While her civic accomplishments are many, it was family and friends that meant the most to her and she loved spending time with all of them, said her family.
“Mom was always there to listen and offer advice and support through the years. She will be greatly missed,” said her son, Rick.
She is survived by her son, Rick Anderson, and his wife, Marti, of Homer; daughter, Maren Bennett of Homer; grandson, Kale Anderson and his wife, Erikka; and great-grandchildren, Cody, Malia, Raychel, Alex and Dennis.
She was preceded in death by her husband, Fred, and grandson, Michael Bennett, and all her siblings.
Memorial donations can be made to Hospice of Homer or the charity of one’s choice. To really honor Margaret Anderson’s memory, her family encourages everyone to volunteer and to vote.
Cards can be sent to the Anderson family at P.O. Box 115, Homer, AK 99603.
March 27, 1956-Aug. 5, 2017
Soldotna resident Mrs. Ann Shilo, 61, died Saturday, Aug. 5, 2017, at Central Peninsula Hospital in Soldotna due to lung cancer.
Private services will take place at a later date.
She was born March 27, 1956, in Kyiv, Ukraine. Ann moved to Alaska in 1982, living in Homer and finally Soldotna. She loved bingo and pPinochle.
She is survived by her daughter, Sasha (Arthur) Cederberg of Anchorage; grandchildren, Gage Cederberg, Shilo Cederberg and Delbert Cederberg, all of Anchorage; and companion, Jay Vienup of Soldotna.
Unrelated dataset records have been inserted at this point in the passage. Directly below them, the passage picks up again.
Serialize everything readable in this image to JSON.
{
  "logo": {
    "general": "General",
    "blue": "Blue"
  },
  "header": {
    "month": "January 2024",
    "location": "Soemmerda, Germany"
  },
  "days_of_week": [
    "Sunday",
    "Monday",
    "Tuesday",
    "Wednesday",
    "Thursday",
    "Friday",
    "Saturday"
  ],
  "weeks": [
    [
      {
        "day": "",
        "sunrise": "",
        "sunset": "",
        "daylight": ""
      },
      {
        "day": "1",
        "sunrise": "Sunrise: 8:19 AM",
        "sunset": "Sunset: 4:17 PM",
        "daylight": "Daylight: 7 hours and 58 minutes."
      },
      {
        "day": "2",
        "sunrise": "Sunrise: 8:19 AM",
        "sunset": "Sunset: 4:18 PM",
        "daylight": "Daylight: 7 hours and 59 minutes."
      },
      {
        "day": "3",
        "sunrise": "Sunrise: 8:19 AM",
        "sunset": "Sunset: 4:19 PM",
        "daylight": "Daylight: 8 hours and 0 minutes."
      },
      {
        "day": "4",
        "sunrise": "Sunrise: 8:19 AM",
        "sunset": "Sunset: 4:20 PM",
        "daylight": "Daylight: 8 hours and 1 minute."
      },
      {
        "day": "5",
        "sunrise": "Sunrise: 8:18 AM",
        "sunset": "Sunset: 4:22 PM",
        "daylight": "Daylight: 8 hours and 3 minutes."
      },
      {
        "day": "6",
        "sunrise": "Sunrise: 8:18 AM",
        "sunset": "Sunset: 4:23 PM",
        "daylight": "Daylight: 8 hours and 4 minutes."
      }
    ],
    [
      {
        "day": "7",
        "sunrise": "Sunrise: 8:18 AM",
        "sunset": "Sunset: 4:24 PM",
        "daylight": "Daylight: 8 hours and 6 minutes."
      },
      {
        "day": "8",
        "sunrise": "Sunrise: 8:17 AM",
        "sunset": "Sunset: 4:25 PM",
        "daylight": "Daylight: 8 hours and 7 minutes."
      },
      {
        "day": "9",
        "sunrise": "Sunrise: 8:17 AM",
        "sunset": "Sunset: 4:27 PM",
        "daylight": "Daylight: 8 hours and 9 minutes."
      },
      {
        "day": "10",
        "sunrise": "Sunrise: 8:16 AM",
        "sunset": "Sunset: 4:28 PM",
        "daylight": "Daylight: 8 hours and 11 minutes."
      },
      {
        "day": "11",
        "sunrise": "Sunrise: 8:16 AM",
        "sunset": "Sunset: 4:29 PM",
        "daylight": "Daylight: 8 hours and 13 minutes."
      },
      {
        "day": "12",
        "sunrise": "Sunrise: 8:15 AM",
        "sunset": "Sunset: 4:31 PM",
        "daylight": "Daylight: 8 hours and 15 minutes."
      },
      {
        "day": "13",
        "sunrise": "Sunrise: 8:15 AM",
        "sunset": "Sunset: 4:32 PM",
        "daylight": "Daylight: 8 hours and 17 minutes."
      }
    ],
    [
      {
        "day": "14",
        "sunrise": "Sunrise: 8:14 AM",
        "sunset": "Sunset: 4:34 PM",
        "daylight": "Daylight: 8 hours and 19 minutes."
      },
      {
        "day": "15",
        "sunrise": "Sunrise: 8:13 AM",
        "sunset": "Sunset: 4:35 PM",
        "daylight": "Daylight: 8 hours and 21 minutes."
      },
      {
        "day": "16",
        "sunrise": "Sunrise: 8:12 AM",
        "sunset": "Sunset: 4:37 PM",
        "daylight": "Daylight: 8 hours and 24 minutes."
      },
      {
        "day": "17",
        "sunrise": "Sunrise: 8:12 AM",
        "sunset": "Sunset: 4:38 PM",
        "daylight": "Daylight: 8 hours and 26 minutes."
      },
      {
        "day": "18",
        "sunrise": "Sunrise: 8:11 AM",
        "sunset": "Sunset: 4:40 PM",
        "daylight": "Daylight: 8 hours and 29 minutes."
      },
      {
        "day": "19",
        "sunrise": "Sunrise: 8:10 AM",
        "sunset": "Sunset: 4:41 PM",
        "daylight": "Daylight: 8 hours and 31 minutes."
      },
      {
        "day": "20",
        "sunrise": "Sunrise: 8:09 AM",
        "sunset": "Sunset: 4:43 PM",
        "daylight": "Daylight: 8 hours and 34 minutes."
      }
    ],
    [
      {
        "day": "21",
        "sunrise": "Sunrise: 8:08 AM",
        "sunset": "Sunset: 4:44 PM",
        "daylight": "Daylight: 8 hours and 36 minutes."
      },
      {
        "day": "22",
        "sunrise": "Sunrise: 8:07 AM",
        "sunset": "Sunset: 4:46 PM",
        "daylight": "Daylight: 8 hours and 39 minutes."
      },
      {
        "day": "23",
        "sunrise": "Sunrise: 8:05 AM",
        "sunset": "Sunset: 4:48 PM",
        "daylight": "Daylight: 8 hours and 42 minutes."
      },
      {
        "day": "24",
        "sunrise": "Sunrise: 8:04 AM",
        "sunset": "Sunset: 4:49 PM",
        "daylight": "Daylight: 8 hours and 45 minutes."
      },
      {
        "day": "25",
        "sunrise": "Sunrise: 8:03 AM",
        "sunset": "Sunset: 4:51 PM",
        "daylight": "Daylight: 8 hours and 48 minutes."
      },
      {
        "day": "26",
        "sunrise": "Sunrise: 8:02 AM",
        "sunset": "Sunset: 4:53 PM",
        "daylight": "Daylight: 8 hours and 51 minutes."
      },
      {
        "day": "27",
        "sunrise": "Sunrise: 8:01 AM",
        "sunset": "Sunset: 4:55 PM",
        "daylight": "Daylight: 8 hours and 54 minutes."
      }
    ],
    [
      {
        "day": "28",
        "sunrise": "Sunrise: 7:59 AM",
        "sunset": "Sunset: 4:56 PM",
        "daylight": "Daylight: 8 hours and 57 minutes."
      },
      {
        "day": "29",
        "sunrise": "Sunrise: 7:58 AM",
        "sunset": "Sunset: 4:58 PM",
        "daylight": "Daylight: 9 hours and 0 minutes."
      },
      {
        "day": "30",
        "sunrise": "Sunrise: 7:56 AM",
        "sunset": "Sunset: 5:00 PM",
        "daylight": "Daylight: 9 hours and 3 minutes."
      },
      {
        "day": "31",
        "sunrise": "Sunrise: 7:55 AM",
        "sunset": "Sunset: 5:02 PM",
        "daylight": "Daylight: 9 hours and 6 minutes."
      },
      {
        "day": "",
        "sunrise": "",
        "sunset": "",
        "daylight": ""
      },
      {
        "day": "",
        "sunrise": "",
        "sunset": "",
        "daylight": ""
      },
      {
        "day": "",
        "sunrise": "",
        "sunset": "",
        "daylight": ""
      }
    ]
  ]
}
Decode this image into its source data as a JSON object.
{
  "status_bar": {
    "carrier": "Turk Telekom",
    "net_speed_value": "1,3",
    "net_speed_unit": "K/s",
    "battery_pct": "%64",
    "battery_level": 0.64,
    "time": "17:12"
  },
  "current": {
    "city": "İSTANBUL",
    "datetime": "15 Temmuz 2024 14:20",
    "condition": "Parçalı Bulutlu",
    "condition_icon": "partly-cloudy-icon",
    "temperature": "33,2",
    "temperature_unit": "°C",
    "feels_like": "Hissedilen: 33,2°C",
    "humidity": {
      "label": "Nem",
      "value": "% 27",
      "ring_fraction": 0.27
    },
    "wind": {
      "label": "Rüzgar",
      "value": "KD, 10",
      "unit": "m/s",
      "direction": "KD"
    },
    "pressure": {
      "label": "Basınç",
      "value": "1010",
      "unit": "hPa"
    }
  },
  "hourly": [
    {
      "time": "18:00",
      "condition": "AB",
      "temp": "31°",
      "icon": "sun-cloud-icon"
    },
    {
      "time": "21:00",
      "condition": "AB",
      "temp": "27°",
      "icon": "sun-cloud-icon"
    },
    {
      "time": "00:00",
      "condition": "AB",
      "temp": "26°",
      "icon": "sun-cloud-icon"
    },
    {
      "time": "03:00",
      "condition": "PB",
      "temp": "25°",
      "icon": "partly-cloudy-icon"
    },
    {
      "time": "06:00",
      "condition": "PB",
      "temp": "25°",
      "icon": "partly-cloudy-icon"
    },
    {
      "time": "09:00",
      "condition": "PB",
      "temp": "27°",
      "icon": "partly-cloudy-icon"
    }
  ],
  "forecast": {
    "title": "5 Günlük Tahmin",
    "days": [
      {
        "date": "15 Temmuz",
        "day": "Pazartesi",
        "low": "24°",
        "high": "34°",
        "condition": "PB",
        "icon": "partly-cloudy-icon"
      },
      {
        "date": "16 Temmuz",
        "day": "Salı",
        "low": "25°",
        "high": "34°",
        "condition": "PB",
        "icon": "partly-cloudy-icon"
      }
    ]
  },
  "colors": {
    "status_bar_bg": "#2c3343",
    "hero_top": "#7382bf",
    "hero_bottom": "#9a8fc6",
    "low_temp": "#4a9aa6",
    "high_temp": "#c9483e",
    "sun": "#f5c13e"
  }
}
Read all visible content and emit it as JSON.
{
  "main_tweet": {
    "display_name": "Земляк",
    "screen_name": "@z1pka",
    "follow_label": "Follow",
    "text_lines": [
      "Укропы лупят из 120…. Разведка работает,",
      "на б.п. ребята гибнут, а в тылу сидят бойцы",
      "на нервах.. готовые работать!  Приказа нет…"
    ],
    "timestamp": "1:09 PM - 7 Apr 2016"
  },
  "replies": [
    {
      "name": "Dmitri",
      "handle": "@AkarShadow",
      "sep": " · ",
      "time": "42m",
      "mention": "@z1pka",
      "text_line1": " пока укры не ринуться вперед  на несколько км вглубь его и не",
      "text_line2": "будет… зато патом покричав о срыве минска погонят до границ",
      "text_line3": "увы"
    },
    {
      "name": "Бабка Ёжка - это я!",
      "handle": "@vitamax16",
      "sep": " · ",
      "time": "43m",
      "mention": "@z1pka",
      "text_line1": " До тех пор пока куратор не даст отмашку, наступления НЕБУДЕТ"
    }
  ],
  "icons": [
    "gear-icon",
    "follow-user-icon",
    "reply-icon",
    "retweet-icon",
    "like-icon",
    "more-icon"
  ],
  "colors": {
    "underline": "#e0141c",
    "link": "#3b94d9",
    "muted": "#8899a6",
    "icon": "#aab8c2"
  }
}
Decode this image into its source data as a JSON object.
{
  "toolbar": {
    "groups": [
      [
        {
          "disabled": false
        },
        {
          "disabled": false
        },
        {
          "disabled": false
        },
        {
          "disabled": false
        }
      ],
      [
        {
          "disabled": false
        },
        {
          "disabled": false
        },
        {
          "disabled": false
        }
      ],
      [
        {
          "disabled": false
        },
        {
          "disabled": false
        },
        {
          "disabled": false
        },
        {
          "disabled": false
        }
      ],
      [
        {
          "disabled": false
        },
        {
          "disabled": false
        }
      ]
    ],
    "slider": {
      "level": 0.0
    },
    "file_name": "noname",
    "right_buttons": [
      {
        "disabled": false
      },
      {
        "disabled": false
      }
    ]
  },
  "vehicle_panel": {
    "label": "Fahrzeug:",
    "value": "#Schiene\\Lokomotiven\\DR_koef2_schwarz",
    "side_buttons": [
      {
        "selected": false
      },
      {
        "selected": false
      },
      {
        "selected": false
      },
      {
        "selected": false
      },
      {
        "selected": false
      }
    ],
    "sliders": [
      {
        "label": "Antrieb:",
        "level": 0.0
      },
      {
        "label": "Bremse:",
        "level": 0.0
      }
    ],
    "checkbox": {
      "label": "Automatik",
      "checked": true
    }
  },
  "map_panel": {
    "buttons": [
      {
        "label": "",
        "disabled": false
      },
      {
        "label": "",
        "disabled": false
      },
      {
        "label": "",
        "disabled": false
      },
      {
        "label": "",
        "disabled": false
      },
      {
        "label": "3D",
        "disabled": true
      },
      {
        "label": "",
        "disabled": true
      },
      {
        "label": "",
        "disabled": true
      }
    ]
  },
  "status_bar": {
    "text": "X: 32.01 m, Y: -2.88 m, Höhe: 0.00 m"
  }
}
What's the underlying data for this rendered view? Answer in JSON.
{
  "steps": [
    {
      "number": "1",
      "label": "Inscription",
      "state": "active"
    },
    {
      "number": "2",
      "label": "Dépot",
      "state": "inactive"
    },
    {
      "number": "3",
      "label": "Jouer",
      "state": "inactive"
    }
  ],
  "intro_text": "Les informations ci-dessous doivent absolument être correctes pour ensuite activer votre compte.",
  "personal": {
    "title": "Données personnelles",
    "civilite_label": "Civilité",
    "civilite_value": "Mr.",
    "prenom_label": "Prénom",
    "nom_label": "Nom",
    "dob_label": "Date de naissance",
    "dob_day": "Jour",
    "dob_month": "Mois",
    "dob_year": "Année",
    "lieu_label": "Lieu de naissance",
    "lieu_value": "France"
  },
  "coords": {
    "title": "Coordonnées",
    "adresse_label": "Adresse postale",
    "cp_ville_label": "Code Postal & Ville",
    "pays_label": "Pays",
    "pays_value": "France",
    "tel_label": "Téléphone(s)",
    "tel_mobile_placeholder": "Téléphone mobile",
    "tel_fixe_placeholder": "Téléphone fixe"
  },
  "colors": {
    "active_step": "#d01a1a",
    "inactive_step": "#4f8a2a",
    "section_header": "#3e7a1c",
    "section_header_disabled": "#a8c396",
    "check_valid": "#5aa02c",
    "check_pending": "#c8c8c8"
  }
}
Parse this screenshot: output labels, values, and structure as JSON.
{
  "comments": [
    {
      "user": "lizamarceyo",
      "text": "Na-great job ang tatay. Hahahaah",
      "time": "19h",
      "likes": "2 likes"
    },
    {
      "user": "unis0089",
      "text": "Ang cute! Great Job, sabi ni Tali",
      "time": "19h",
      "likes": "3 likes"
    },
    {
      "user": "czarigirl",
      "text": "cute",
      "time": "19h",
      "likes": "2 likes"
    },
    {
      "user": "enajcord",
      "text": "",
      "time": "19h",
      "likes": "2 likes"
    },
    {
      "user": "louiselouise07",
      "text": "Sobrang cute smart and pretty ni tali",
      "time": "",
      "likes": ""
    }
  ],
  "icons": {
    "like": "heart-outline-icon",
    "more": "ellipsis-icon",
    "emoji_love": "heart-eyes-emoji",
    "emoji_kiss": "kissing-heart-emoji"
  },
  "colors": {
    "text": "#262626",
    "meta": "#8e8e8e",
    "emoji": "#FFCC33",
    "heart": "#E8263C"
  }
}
Arrangements were made by Peninsula Memorial Chapel &Crematory. Please sign or visit her online guestbook at AlaskanFuneral.com.